Work request
All entries are to be printed again exactly, with their images omitted.

Web page and app entries
= = = = =

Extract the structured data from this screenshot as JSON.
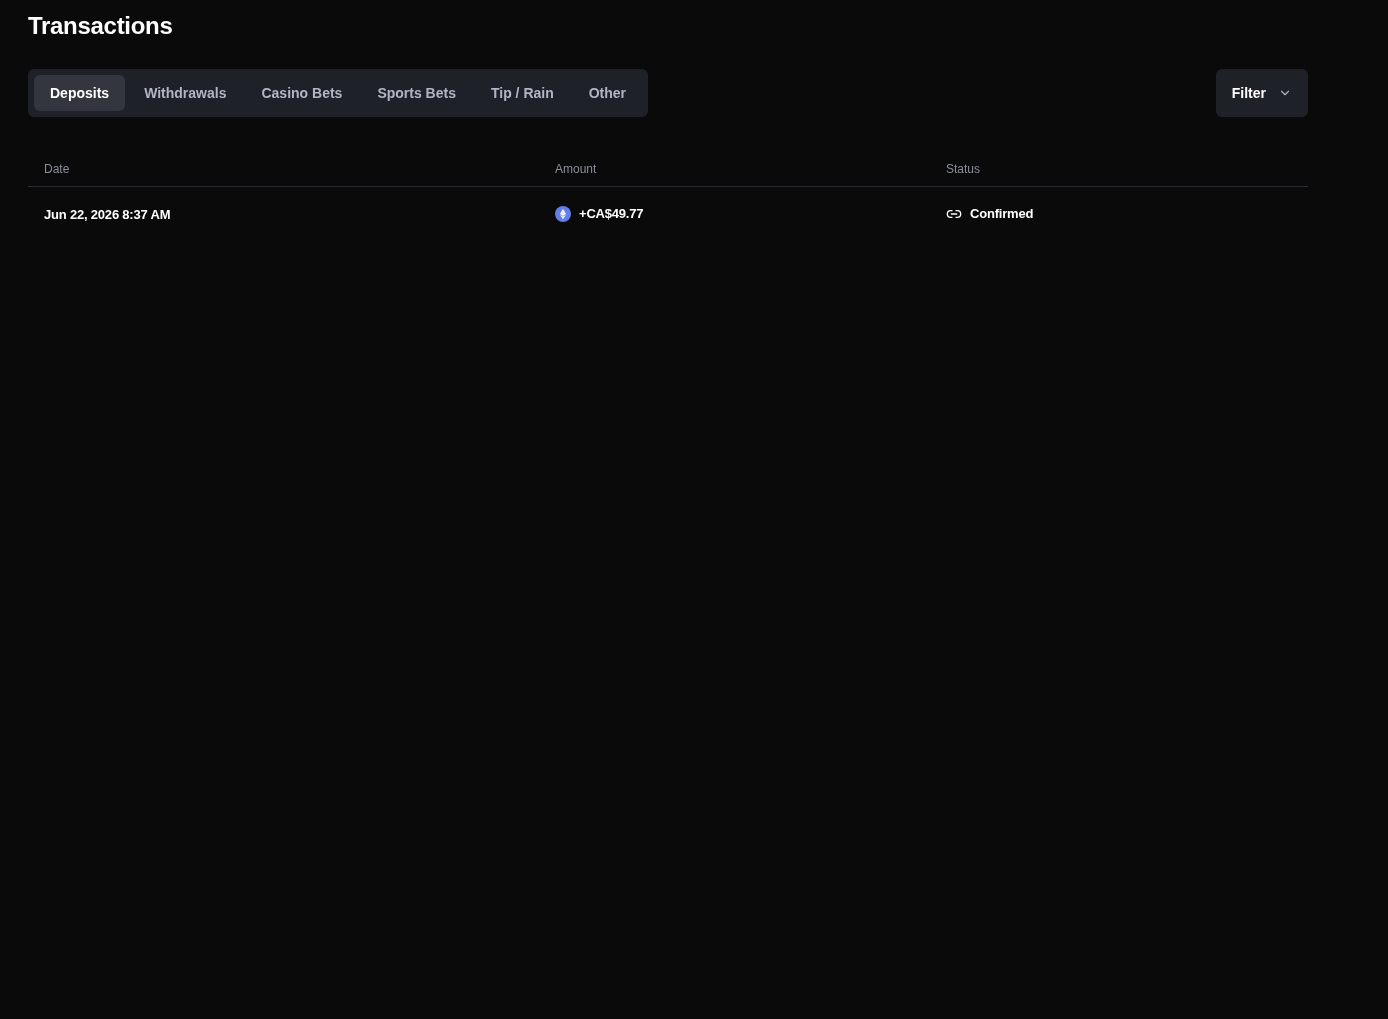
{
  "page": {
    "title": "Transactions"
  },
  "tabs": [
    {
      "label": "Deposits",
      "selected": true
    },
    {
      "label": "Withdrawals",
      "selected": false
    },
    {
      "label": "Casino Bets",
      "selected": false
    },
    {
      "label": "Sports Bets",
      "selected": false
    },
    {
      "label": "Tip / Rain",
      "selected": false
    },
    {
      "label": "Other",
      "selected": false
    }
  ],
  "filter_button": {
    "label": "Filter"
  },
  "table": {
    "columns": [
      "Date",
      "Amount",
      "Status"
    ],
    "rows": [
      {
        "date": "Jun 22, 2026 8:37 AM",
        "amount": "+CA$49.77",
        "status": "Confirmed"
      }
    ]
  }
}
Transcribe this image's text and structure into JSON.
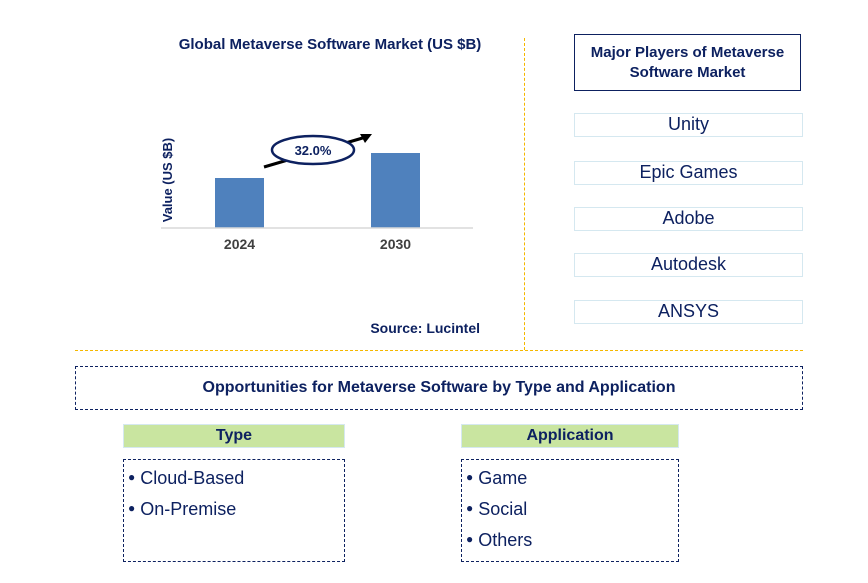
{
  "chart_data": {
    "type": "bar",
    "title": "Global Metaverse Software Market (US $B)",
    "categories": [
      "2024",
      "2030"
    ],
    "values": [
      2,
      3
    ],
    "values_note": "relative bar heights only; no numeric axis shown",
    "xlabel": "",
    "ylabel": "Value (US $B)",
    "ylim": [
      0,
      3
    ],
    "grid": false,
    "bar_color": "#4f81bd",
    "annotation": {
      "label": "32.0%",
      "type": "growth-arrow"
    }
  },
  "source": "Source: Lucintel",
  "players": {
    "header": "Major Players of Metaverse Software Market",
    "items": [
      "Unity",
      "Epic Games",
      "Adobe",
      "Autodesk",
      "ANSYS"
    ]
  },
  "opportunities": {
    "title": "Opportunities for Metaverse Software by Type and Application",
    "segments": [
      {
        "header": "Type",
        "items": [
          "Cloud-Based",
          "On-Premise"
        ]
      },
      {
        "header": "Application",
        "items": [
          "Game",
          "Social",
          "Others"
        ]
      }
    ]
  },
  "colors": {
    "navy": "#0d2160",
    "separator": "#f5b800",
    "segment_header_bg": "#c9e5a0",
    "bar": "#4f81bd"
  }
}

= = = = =

Solution for this exercise
Extract the structured data from this screenshot as JSON.
{
  "page": {
    "title": "Transactions"
  },
  "tabs": [
    {
      "label": "Deposits",
      "selected": true
    },
    {
      "label": "Withdrawals",
      "selected": false
    },
    {
      "label": "Casino Bets",
      "selected": false
    },
    {
      "label": "Sports Bets",
      "selected": false
    },
    {
      "label": "Tip / Rain",
      "selected": false
    },
    {
      "label": "Other",
      "selected": false
    }
  ],
  "filter_button": {
    "label": "Filter"
  },
  "table": {
    "columns": [
      "Date",
      "Amount",
      "Status"
    ],
    "rows": [
      {
        "date": "Jun 22, 2026 8:37 AM",
        "amount": "+CA$49.77",
        "status": "Confirmed"
      }
    ]
  }
}
Transcribe this image's text and structure into JSON.
{
  "chart_data": {
    "type": "bar",
    "title": "Global Metaverse Software Market (US $B)",
    "categories": [
      "2024",
      "2030"
    ],
    "values": [
      2,
      3
    ],
    "values_note": "relative bar heights only; no numeric axis shown",
    "xlabel": "",
    "ylabel": "Value (US $B)",
    "ylim": [
      0,
      3
    ],
    "grid": false,
    "bar_color": "#4f81bd",
    "annotation": {
      "label": "32.0%",
      "type": "growth-arrow"
    }
  },
  "source": "Source: Lucintel",
  "players": {
    "header": "Major Players of Metaverse Software Market",
    "items": [
      "Unity",
      "Epic Games",
      "Adobe",
      "Autodesk",
      "ANSYS"
    ]
  },
  "opportunities": {
    "title": "Opportunities for Metaverse Software by Type and Application",
    "segments": [
      {
        "header": "Type",
        "items": [
          "Cloud-Based",
          "On-Premise"
        ]
      },
      {
        "header": "Application",
        "items": [
          "Game",
          "Social",
          "Others"
        ]
      }
    ]
  },
  "colors": {
    "navy": "#0d2160",
    "separator": "#f5b800",
    "segment_header_bg": "#c9e5a0",
    "bar": "#4f81bd"
  }
}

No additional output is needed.